### Page and application data records
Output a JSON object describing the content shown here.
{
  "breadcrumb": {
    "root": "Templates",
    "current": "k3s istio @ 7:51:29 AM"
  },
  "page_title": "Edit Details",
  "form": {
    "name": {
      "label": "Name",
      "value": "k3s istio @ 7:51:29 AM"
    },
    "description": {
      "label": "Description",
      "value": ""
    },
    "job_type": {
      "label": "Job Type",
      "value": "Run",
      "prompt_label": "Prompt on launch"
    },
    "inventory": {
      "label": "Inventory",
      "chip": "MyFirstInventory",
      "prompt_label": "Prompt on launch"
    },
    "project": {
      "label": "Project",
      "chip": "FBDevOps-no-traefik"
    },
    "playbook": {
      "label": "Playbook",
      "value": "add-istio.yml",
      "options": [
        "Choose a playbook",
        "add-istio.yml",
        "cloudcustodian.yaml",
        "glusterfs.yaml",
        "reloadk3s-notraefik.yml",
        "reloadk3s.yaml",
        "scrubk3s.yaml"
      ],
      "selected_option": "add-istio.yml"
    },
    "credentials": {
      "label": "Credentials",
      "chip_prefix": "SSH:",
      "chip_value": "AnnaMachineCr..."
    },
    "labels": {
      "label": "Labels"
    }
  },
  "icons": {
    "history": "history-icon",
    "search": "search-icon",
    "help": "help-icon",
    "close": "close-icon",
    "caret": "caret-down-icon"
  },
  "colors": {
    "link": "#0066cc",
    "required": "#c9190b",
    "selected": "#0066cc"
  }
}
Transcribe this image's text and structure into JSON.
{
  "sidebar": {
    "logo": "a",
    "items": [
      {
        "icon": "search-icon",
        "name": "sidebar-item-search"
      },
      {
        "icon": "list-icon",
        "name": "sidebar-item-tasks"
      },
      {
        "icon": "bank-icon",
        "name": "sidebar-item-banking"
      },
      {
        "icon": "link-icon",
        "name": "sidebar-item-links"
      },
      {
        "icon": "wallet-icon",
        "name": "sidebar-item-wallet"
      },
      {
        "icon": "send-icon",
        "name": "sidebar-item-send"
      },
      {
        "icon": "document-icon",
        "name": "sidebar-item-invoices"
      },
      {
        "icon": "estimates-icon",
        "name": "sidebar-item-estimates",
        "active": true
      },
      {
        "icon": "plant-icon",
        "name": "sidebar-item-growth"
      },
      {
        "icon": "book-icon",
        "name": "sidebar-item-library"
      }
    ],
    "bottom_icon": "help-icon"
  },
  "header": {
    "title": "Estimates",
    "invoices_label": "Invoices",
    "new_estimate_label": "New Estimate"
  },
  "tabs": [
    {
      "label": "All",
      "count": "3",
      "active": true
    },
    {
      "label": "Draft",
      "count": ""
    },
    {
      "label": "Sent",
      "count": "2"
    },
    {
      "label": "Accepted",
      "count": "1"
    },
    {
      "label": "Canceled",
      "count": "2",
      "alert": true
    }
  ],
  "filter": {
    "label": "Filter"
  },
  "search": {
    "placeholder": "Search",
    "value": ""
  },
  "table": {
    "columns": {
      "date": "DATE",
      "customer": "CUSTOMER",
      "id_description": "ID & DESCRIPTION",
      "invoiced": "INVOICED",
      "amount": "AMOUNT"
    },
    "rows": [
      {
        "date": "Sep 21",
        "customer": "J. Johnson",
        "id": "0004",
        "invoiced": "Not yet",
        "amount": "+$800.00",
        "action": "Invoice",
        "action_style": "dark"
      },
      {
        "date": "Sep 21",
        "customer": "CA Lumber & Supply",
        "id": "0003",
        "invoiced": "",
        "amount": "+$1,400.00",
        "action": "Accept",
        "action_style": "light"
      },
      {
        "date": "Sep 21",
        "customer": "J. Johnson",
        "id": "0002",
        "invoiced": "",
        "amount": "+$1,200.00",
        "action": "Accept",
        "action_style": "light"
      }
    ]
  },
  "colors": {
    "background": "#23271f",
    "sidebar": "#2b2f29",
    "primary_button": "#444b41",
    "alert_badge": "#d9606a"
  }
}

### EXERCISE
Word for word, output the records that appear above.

### RESPONSE AREA
Output a JSON object describing the content shown here.
{
  "breadcrumb": {
    "root": "Templates",
    "current": "k3s istio @ 7:51:29 AM"
  },
  "page_title": "Edit Details",
  "form": {
    "name": {
      "label": "Name",
      "value": "k3s istio @ 7:51:29 AM"
    },
    "description": {
      "label": "Description",
      "value": ""
    },
    "job_type": {
      "label": "Job Type",
      "value": "Run",
      "prompt_label": "Prompt on launch"
    },
    "inventory": {
      "label": "Inventory",
      "chip": "MyFirstInventory",
      "prompt_label": "Prompt on launch"
    },
    "project": {
      "label": "Project",
      "chip": "FBDevOps-no-traefik"
    },
    "playbook": {
      "label": "Playbook",
      "value": "add-istio.yml",
      "options": [
        "Choose a playbook",
        "add-istio.yml",
        "cloudcustodian.yaml",
        "glusterfs.yaml",
        "reloadk3s-notraefik.yml",
        "reloadk3s.yaml",
        "scrubk3s.yaml"
      ],
      "selected_option": "add-istio.yml"
    },
    "credentials": {
      "label": "Credentials",
      "chip_prefix": "SSH:",
      "chip_value": "AnnaMachineCr..."
    },
    "labels": {
      "label": "Labels"
    }
  },
  "icons": {
    "history": "history-icon",
    "search": "search-icon",
    "help": "help-icon",
    "close": "close-icon",
    "caret": "caret-down-icon"
  },
  "colors": {
    "link": "#0066cc",
    "required": "#c9190b",
    "selected": "#0066cc"
  }
}
Transcribe this image's text and structure into JSON.
{
  "sidebar": {
    "logo": "a",
    "items": [
      {
        "icon": "search-icon",
        "name": "sidebar-item-search"
      },
      {
        "icon": "list-icon",
        "name": "sidebar-item-tasks"
      },
      {
        "icon": "bank-icon",
        "name": "sidebar-item-banking"
      },
      {
        "icon": "link-icon",
        "name": "sidebar-item-links"
      },
      {
        "icon": "wallet-icon",
        "name": "sidebar-item-wallet"
      },
      {
        "icon": "send-icon",
        "name": "sidebar-item-send"
      },
      {
        "icon": "document-icon",
        "name": "sidebar-item-invoices"
      },
      {
        "icon": "estimates-icon",
        "name": "sidebar-item-estimates",
        "active": true
      },
      {
        "icon": "plant-icon",
        "name": "sidebar-item-growth"
      },
      {
        "icon": "book-icon",
        "name": "sidebar-item-library"
      }
    ],
    "bottom_icon": "help-icon"
  },
  "header": {
    "title": "Estimates",
    "invoices_label": "Invoices",
    "new_estimate_label": "New Estimate"
  },
  "tabs": [
    {
      "label": "All",
      "count": "3",
      "active": true
    },
    {
      "label": "Draft",
      "count": ""
    },
    {
      "label": "Sent",
      "count": "2"
    },
    {
      "label": "Accepted",
      "count": "1"
    },
    {
      "label": "Canceled",
      "count": "2",
      "alert": true
    }
  ],
  "filter": {
    "label": "Filter"
  },
  "search": {
    "placeholder": "Search",
    "value": ""
  },
  "table": {
    "columns": {
      "date": "DATE",
      "customer": "CUSTOMER",
      "id_description": "ID & DESCRIPTION",
      "invoiced": "INVOICED",
      "amount": "AMOUNT"
    },
    "rows": [
      {
        "date": "Sep 21",
        "customer": "J. Johnson",
        "id": "0004",
        "invoiced": "Not yet",
        "amount": "+$800.00",
        "action": "Invoice",
        "action_style": "dark"
      },
      {
        "date": "Sep 21",
        "customer": "CA Lumber & Supply",
        "id": "0003",
        "invoiced": "",
        "amount": "+$1,400.00",
        "action": "Accept",
        "action_style": "light"
      },
      {
        "date": "Sep 21",
        "customer": "J. Johnson",
        "id": "0002",
        "invoiced": "",
        "amount": "+$1,200.00",
        "action": "Accept",
        "action_style": "light"
      }
    ]
  },
  "colors": {
    "background": "#23271f",
    "sidebar": "#2b2f29",
    "primary_button": "#444b41",
    "alert_badge": "#d9606a"
  }
}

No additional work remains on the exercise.